Also known as Devil’s Ivy, pothos is a trailing vine plant that produces heart-shaped leaves. Neon pothos (scientific name Epipremnum aureum ‘neon’) is a cultivar of pothos that displays brightly colored leaves.
Getting the correct light levels is the key to maintaining Neon pothos leaf color. But you should also provide the growing conditions necessary to keep your plant healthy.
(Don’t worry. Pothos are popular houseplants because they are easy to maintain and relatively difficult to kill.)
These aroids are native to the Solomon Islands and subtropical areas of Australia and Asia. Their preferred growing conditions reflect their tropical origins.
Although these pothos can survive in low light conditions, they will grow best (and produce the most vibrant foliage) in bright indirect sun.
The exact watering schedule for Neon pothos depends on factors such as temperature and light availability. For example, Pothos growing in cooler, lower light conditions require less frequent watering than those in warmer, bright light.
Check soil moisture before watering; ideally, the top two inches of soil should dry out completely between waterings. Too much water can cause problems such as root rot, mold, and pest infestations.
Pothos prefer 50-70% humidity. A humidifier, mist bottle, or pebble tray increases humidity levels. So long as there is enough light, consider moving your pothos plants to your kitchen or bathroom, as these are often the most humid rooms in a house.
These tropical plants love temperatures ranging from 70-90 F. Pothos will tolerate temperatures slightly above or below this range. However, temperatures below 50 F may cause permanent tissue damage to pothos plants.
Consistent temperature; dramatic fluctuations can stunt plant growth. So keep it away from cold drafts or heat sources.
Neon pothos do not require frequent fertilization. During the spring and summer, apply slow-release fertilizer once a month. Dilute the fertilizer to quarter or half strength. Full-strength fertilizer can burn pothos roots.
Ensure the container has adequate drainage holes and empty any liquid from the pot saucer after each watering. If the root ball outgrows the container, increase the pot size by about two inches in diameter.
Pruning is crucial for a healthy Neon pothos. Use sharp scissors or shears and cut cuts above a leaf node or stem. Prune in spring or early summer and remove dead, damaged, or diseased leaves and stems. Avoid over-pruning and clean tools with rubbing alcohol.
Note: The stems and leaves contain calcium oxalate crystals. If ingested, these crystals can cause symptoms such as vomiting and mouth irritation.
Leaf Color & Variegation&Nbsp;

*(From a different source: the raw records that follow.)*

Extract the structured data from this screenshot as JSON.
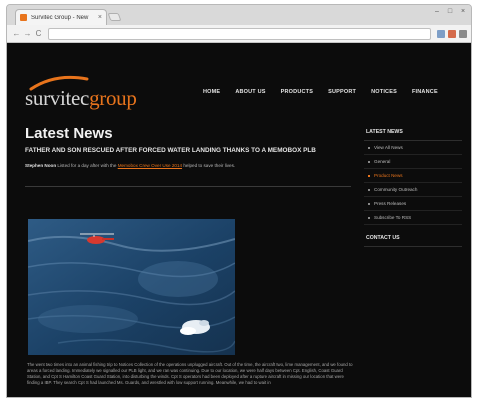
{
  "browser": {
    "tab_title": "Survitec Group - New",
    "tab_close": "×",
    "window_controls": [
      "–",
      "□",
      "×"
    ],
    "url": "",
    "nav": {
      "back": "←",
      "forward": "→",
      "reload": "C"
    },
    "toolbar_icon_colors": [
      "#7d9ec7",
      "#d46a4a",
      "#8a8a8a"
    ]
  },
  "logo": {
    "part1": "survitec",
    "part2": "group",
    "accent_color": "#e8741c"
  },
  "nav": [
    "HOME",
    "ABOUT US",
    "PRODUCTS",
    "SUPPORT",
    "NOTICES",
    "FINANCE"
  ],
  "article": {
    "heading": "Latest News",
    "headline": "Father and son rescued after forced water landing thanks to a memobox PLB",
    "lead_prefix": "Stephen Noon",
    "lead_text": "Listed for a day after with the",
    "lead_link": "Memobox Crew Over Use 2014",
    "lead_suffix": "helped to save their lives.",
    "body": "The went two times into an animal fishing trip to Notices Collection of the operations unplugged aircraft. Out of the time, the aircraft two, lime management, and we found to areas a forced landing. Immediately we signalled our PLB light, and we ran was continuing. Due to our location, we were half days between Cpt. English, Coast Guard Station, and Cpt S Hamilton Coast Guard Station, into disturbing the winds. Cpt S operators had been deployed after a rupture aircraft in missing our location that were finding a IBP. They search Cpt S had launched Ms. Guards, and wrestled with low support running. Meanwhile, we had to wait in"
  },
  "sidebar": {
    "heading": "LATEST NEWS",
    "items": [
      "View All News",
      "General",
      "Product News",
      "Community Outreach",
      "Press Releases",
      "Subscribe To RSS"
    ],
    "active_index": 2,
    "contact_heading": "CONTACT US"
  }
}
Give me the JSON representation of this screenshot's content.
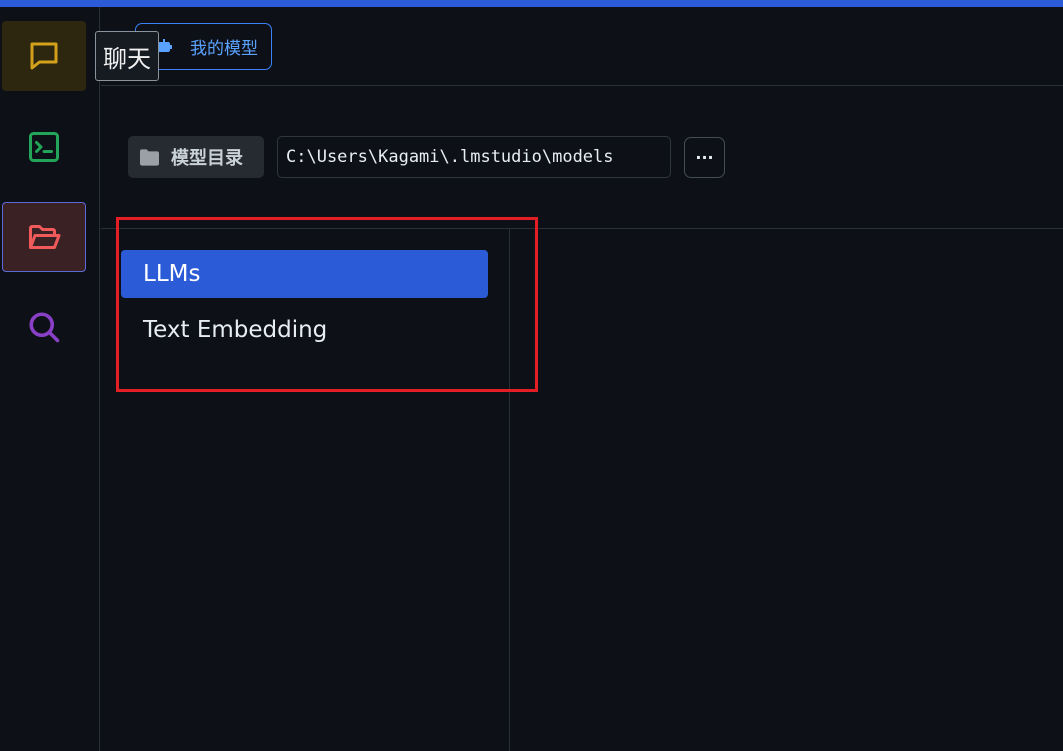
{
  "sidebar": {
    "items": [
      {
        "name": "chat",
        "icon": "message-square-icon",
        "color": "#d4a21a"
      },
      {
        "name": "terminal",
        "icon": "terminal-icon",
        "color": "#22a559"
      },
      {
        "name": "my-models",
        "icon": "folder-open-icon",
        "color": "#f05a5a"
      },
      {
        "name": "search",
        "icon": "search-icon",
        "color": "#8a3fc7"
      }
    ]
  },
  "tooltip": {
    "text": "聊天"
  },
  "header": {
    "tab_label": "我的模型",
    "tab_icon": "robot-icon"
  },
  "directory": {
    "label": "模型目录",
    "path": "C:\\Users\\Kagami\\.lmstudio\\models",
    "more_label": "···"
  },
  "categories": [
    {
      "label": "LLMs",
      "active": true
    },
    {
      "label": "Text Embedding",
      "active": false
    }
  ],
  "colors": {
    "accent": "#2b5bd7",
    "background": "#0d1117",
    "highlight": "#e31e24"
  }
}
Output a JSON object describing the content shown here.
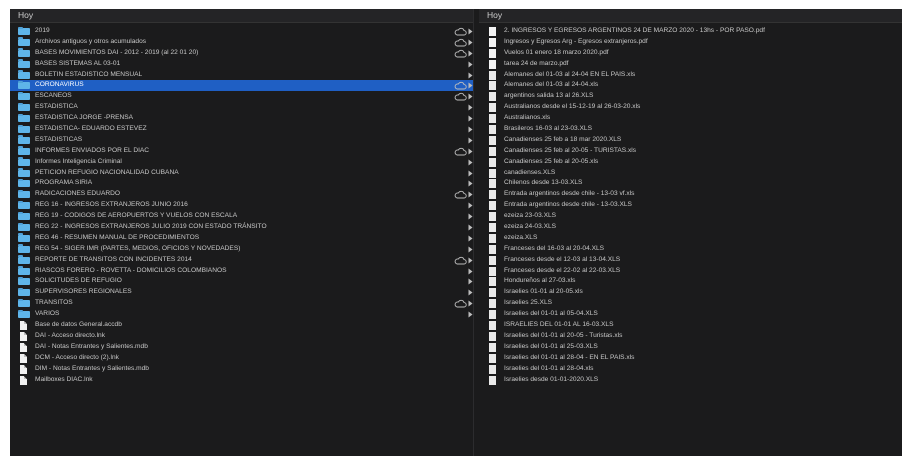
{
  "left_column": {
    "header": "Hoy",
    "items": [
      {
        "name": "2019",
        "kind": "folder",
        "cloud": true
      },
      {
        "name": "Archivos antiguos y otros acumulados",
        "kind": "folder",
        "cloud": true
      },
      {
        "name": "BASES MOVIMIENTOS DAI - 2012 - 2019 (al 22 01 20)",
        "kind": "folder",
        "cloud": true
      },
      {
        "name": "BASES SISTEMAS AL 03-01",
        "kind": "folder",
        "cloud": false
      },
      {
        "name": "BOLETIN ESTADISTICO MENSUAL",
        "kind": "folder",
        "cloud": false
      },
      {
        "name": "CORONAVIRUS",
        "kind": "folder",
        "cloud": true,
        "selected": true
      },
      {
        "name": "ESCANEOS",
        "kind": "folder",
        "cloud": true
      },
      {
        "name": "ESTADISTICA",
        "kind": "folder",
        "cloud": false
      },
      {
        "name": "ESTADISTICA JORGE -PRENSA",
        "kind": "folder",
        "cloud": false
      },
      {
        "name": "ESTADISTICA- EDUARDO ESTEVEZ",
        "kind": "folder",
        "cloud": false
      },
      {
        "name": "ESTADISTICAS",
        "kind": "folder",
        "cloud": false
      },
      {
        "name": "INFORMES ENVIADOS POR EL DIAC",
        "kind": "folder",
        "cloud": true
      },
      {
        "name": "Informes Inteligencia Criminal",
        "kind": "folder",
        "cloud": false
      },
      {
        "name": "PETICION REFUGIO NACIONALIDAD CUBANA",
        "kind": "folder",
        "cloud": false
      },
      {
        "name": "PROGRAMA SIRIA",
        "kind": "folder",
        "cloud": false
      },
      {
        "name": "RADICACIONES EDUARDO",
        "kind": "folder",
        "cloud": true
      },
      {
        "name": "REG 16 - INGRESOS EXTRANJEROS JUNIO 2016",
        "kind": "folder",
        "cloud": false
      },
      {
        "name": "REG 19 - CODIGOS DE AEROPUERTOS Y VUELOS CON ESCALA",
        "kind": "folder",
        "cloud": false
      },
      {
        "name": "REG 22 - INGRESOS EXTRANJEROS JULIO 2019 CON ESTADO TRÁNSITO",
        "kind": "folder",
        "cloud": false
      },
      {
        "name": "REG 46 - RESUMEN MANUAL DE PROCEDIMIENTOS",
        "kind": "folder",
        "cloud": false
      },
      {
        "name": "REG 54 - SIGER IMR (PARTES, MEDIOS, OFICIOS Y NOVEDADES)",
        "kind": "folder",
        "cloud": false
      },
      {
        "name": "REPORTE DE TRANSITOS CON INCIDENTES 2014",
        "kind": "folder",
        "cloud": true
      },
      {
        "name": "RIASCOS FORERO - ROVETTA - DOMICILIOS COLOMBIANOS",
        "kind": "folder",
        "cloud": false
      },
      {
        "name": "SOLICITUDES DE REFUGIO",
        "kind": "folder",
        "cloud": false
      },
      {
        "name": "SUPERVISORES REGIONALES",
        "kind": "folder",
        "cloud": false
      },
      {
        "name": "TRANSITOS",
        "kind": "folder",
        "cloud": true
      },
      {
        "name": "VARIOS",
        "kind": "folder",
        "cloud": false
      },
      {
        "name": "Base de datos General.accdb",
        "kind": "file",
        "cloud": false
      },
      {
        "name": "DAI - Acceso directo.lnk",
        "kind": "file",
        "cloud": false
      },
      {
        "name": "DAI - Notas Entrantes y Salientes.mdb",
        "kind": "file",
        "cloud": false
      },
      {
        "name": "DCM - Acceso directo (2).lnk",
        "kind": "file",
        "cloud": false
      },
      {
        "name": "DIM - Notas Entrantes y Salientes.mdb",
        "kind": "file",
        "cloud": false
      },
      {
        "name": "Mailboxes DIAC.lnk",
        "kind": "file",
        "cloud": false
      }
    ]
  },
  "right_column": {
    "header": "Hoy",
    "items": [
      {
        "name": "2. INGRESOS Y EGRESOS ARGENTINOS 24 DE MARZO 2020 - 13hs - POR PASO.pdf",
        "kind": "pdf"
      },
      {
        "name": "Ingresos y Egresos Arg - Egresos extranjeros.pdf",
        "kind": "pdf"
      },
      {
        "name": "Vuelos 01 enero 18 marzo 2020.pdf",
        "kind": "pdf"
      },
      {
        "name": "tarea 24 de marzo.pdf",
        "kind": "pdf"
      },
      {
        "name": "Alemanes del 01-03 al 24-04 EN EL PAIS.xls",
        "kind": "xls"
      },
      {
        "name": "Alemanes del 01-03 al 24-04.xls",
        "kind": "xls"
      },
      {
        "name": "argentinos salida 13 al 26.XLS",
        "kind": "xls"
      },
      {
        "name": "Australianos desde el 15-12-19 al 26-03-20.xls",
        "kind": "xls"
      },
      {
        "name": "Australianos.xls",
        "kind": "xls"
      },
      {
        "name": "Brasileros 16-03 al 23-03.XLS",
        "kind": "xls"
      },
      {
        "name": "Canadienses 25 feb a 18 mar 2020.XLS",
        "kind": "xls"
      },
      {
        "name": "Canadienses 25 feb al 20-05 - TURISTAS.xls",
        "kind": "xls"
      },
      {
        "name": "Canadienses 25 feb al 20-05.xls",
        "kind": "xls"
      },
      {
        "name": "canadienses.XLS",
        "kind": "xls"
      },
      {
        "name": "Chilenos desde 13-03.XLS",
        "kind": "xls"
      },
      {
        "name": "Entrada argentinos desde chile - 13-03 vf.xls",
        "kind": "xls"
      },
      {
        "name": "Entrada argentinos desde chile - 13-03.XLS",
        "kind": "xls"
      },
      {
        "name": "ezeiza 23-03.XLS",
        "kind": "xls"
      },
      {
        "name": "ezeiza 24-03.XLS",
        "kind": "xls"
      },
      {
        "name": "ezeiza.XLS",
        "kind": "xls"
      },
      {
        "name": "Franceses del 16-03 al 20-04.XLS",
        "kind": "xls"
      },
      {
        "name": "Franceses desde el 12-03 al 13-04.XLS",
        "kind": "xls"
      },
      {
        "name": "Franceses desde el 22-02 al 22-03.XLS",
        "kind": "xls"
      },
      {
        "name": "Hondureños al 27-03.xls",
        "kind": "xls"
      },
      {
        "name": "Israelies 01-01 al 20-05.xls",
        "kind": "xls"
      },
      {
        "name": "Israelies 25.XLS",
        "kind": "xls"
      },
      {
        "name": "Israelies del 01-01 al 05-04.XLS",
        "kind": "xls"
      },
      {
        "name": "ISRAELIES DEL 01-01 AL 16-03.XLS",
        "kind": "xls"
      },
      {
        "name": "Israelies del 01-01 al 20-05 - Turistas.xls",
        "kind": "xls"
      },
      {
        "name": "Israelies del 01-01 al 25-03.XLS",
        "kind": "xls"
      },
      {
        "name": "Israelies del 01-01 al 28-04 - EN EL PAIS.xls",
        "kind": "xls"
      },
      {
        "name": "Israelies del 01-01 al 28-04.xls",
        "kind": "xls"
      },
      {
        "name": "Israelies desde 01-01-2020.XLS",
        "kind": "xls"
      }
    ]
  },
  "colors": {
    "background": "#1b1b1c",
    "selection": "#1f5fc4",
    "folder": "#5fb5e9",
    "text": "#c9c9c9"
  },
  "icons": {
    "folder": "folder-icon",
    "file": "file-icon",
    "pdf": "pdf-icon",
    "xls": "spreadsheet-icon",
    "cloud": "cloud-icon",
    "chevron": "chevron-right-icon"
  }
}
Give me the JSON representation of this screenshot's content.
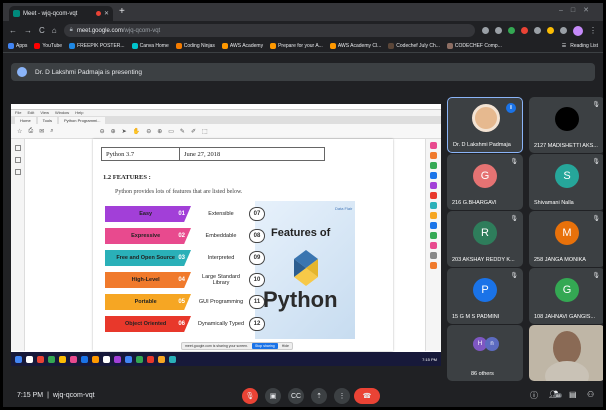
{
  "browser": {
    "tab_title": "Meet - wjq-qcom-vqt",
    "new_tab": "+",
    "url_host": "meet.google.com",
    "url_path": "/wjq-qcom-vqt",
    "bookmarks": [
      "Apps",
      "YouTube",
      "FREEPIK POSTER...",
      "Canva Home",
      "Coding Ninjas",
      "AWS Academy",
      "Prepare for your A...",
      "AWS Academy Cl...",
      "Codechef July Ch...",
      "CODECHEF Comp..."
    ],
    "bookmark_colors": [
      "#4285f4",
      "#ff0000",
      "#1e88e5",
      "#00c4cc",
      "#f57c00",
      "#ff9900",
      "#ff9900",
      "#ff9900",
      "#5b4638",
      "#8d6e63"
    ],
    "reading_list": "Reading List"
  },
  "presenting": {
    "text": "Dr. D Lakshmi Padmaja is presenting"
  },
  "shared_doc": {
    "menu": [
      "File",
      "Edit",
      "View",
      "Window",
      "Help"
    ],
    "tabs": [
      "Home",
      "Tools",
      "Python Programmi..."
    ],
    "table_left": "Python 3.7",
    "table_right": "June 27, 2018",
    "heading": "1.2 FEATURES :",
    "para": "Python provides lots of features that are listed below.",
    "infographic_title": "Features of",
    "infographic_word": "Python",
    "brand": "Data Flair",
    "features_left": [
      {
        "label": "Easy",
        "num": "01",
        "color": "#a23fd8"
      },
      {
        "label": "Expressive",
        "num": "02",
        "color": "#e84a8e"
      },
      {
        "label": "Free and Open Source",
        "num": "03",
        "color": "#2ab0b8"
      },
      {
        "label": "High-Level",
        "num": "04",
        "color": "#f07a2c"
      },
      {
        "label": "Portable",
        "num": "05",
        "color": "#f6a623"
      },
      {
        "label": "Object Oriented",
        "num": "06",
        "color": "#e8382b"
      }
    ],
    "features_right": [
      {
        "label": "Extensible",
        "num": "07"
      },
      {
        "label": "Embeddable",
        "num": "08"
      },
      {
        "label": "Interpreted",
        "num": "09"
      },
      {
        "label": "Large Standard Library",
        "num": "10"
      },
      {
        "label": "GUI Programming",
        "num": "11"
      },
      {
        "label": "Dynamically Typed",
        "num": "12"
      }
    ],
    "share_notice": "meet.google.com is sharing your screen.",
    "stop_sharing": "Stop sharing",
    "hide": "Hide",
    "taskbar_time": "7:15 PM"
  },
  "participants": [
    {
      "name": "Dr. D Lakshmi Padmaja",
      "initial": "",
      "color": "",
      "muted": false
    },
    {
      "name": "2127 MADISHETTI AKS...",
      "initial": "",
      "color": "#000000",
      "muted": true
    },
    {
      "name": "216 G.BHARGAVI",
      "initial": "G",
      "color": "#e57373",
      "muted": true
    },
    {
      "name": "Shivamani Nalla",
      "initial": "S",
      "color": "#26a69a",
      "muted": true
    },
    {
      "name": "203 AKSHAY REDDY K...",
      "initial": "R",
      "color": "#2e7d5b",
      "muted": true
    },
    {
      "name": "258 JANGA MONIKA",
      "initial": "M",
      "color": "#e8710a",
      "muted": true
    },
    {
      "name": "15 G M S PADMINI",
      "initial": "P",
      "color": "#1a73e8",
      "muted": true
    },
    {
      "name": "108 JAHNAVI GANGIS...",
      "initial": "G",
      "color": "#34a853",
      "muted": true
    }
  ],
  "others": {
    "label": "86 others",
    "initials": [
      "H",
      "n"
    ]
  },
  "meeting": {
    "time": "7:15 PM",
    "separator": "|",
    "code": "wjq-qcom-vqt",
    "people_count": "88"
  }
}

There are many cultivars of pothos, each distinguished by leaf color and variegation.
But what causes these leaf variations? In the case of Neon pothos, the answer is chlorophyll.
Chlorophyll is a green pigment present in most plants. This pigment helps the plant absorb the sunlight necessary to perform photosynthesis. It is also responsible for the green color of leaves and stems.
The cells of Neon pothos produce less chlorophyll than other varieties of pothos. So the leaves tend to display a lighter green color.
Sometimes, Neon pothos plants grow leaves with green, yellow, cream, or white variegation. In isolated patches, this variegation is known as sport variegation and is not cause for concern. But if many leaves begin changing colors, your Neon pothos might be reverting.
Davin is a jack-of-all-trades but has professional training and experience in various home and garden subjects. He leans on other experts when needed and edits and fact-checks all articles.